THE West and Islam are on a cultural collision course. That's the best-selling fiction that many people — politicians, religious leaders and the media on both sides of the equation — are working overtime to turn into fact. Actually, it's a very old story, and art is routinely pulled into it.
Always, we hear Islamic art talked about in the way something called the "Islamic world" is talked about, as if it were unitary, unchanging, inscrutable and over there. We hear that Islamic art is, by definition, religious art, and we hear about its hostile relationship to the human image.

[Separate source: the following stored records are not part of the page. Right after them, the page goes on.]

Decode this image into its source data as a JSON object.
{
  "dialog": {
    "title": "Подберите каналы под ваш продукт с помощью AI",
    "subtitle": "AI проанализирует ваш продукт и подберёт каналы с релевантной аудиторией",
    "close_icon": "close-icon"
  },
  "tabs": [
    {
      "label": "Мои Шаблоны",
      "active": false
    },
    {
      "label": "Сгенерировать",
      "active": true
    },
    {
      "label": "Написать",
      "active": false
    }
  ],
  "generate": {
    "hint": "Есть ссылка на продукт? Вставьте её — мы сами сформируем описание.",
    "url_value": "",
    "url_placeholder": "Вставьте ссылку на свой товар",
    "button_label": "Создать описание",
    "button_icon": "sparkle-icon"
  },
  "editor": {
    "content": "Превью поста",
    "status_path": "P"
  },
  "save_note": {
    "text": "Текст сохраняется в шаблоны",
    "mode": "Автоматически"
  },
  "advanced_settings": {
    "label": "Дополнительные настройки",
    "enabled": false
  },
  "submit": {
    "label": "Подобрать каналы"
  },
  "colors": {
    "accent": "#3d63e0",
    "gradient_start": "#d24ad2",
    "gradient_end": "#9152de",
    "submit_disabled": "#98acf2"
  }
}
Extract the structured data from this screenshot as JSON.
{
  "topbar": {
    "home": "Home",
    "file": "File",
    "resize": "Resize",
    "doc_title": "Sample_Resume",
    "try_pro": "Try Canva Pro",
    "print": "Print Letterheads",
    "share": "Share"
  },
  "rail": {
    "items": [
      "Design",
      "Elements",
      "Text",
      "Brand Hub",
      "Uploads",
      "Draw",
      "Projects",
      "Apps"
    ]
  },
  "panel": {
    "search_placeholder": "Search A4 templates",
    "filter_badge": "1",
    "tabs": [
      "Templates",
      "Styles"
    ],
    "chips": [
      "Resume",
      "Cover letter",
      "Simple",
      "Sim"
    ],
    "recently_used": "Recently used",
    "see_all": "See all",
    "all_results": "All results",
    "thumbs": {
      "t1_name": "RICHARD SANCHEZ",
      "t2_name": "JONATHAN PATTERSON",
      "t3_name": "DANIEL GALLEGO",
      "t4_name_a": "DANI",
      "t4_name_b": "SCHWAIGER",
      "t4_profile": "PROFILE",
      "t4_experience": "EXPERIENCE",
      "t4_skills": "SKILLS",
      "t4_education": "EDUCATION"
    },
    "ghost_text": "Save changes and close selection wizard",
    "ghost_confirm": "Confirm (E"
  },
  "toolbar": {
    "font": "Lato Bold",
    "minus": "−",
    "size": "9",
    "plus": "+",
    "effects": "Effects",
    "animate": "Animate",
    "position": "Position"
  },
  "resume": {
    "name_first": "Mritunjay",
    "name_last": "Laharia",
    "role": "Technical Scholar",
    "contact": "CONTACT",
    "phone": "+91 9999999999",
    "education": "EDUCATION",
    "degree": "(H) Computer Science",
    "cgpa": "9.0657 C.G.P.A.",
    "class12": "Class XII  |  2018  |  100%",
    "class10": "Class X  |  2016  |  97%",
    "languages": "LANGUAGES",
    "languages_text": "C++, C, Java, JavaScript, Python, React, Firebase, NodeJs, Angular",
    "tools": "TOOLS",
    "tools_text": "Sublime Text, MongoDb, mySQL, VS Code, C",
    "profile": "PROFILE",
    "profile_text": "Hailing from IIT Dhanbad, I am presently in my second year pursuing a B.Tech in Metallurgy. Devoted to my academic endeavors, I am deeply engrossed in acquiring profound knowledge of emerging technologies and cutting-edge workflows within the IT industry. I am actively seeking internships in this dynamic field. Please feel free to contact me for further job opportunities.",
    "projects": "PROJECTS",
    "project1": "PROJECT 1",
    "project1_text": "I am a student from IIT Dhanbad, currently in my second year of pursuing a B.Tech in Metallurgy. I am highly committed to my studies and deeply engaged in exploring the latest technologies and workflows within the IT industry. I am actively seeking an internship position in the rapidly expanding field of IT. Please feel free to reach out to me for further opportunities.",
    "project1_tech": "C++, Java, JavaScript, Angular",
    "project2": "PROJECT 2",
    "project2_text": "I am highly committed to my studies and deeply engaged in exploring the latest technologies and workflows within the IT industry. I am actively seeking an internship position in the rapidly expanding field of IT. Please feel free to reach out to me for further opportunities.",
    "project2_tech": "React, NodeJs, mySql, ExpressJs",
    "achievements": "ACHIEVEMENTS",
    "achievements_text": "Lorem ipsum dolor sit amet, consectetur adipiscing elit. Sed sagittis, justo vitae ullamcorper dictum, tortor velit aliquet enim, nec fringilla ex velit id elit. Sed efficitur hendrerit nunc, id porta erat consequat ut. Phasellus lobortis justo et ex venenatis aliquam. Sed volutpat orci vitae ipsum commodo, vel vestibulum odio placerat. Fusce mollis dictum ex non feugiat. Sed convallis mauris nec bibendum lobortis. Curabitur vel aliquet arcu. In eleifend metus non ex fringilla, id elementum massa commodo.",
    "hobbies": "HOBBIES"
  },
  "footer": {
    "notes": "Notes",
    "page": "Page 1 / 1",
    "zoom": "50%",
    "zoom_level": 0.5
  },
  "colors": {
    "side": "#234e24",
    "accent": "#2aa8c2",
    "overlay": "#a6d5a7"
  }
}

We got an earful of this with the furor over Danish cartoons lampooning the Prophet Muhammad. The fact is, images of the Prophet abound in Islamic art and culture; the Metropolitan Museum has several examples in its Islamic collection. But unlike the cartoons, such images are not caricatures.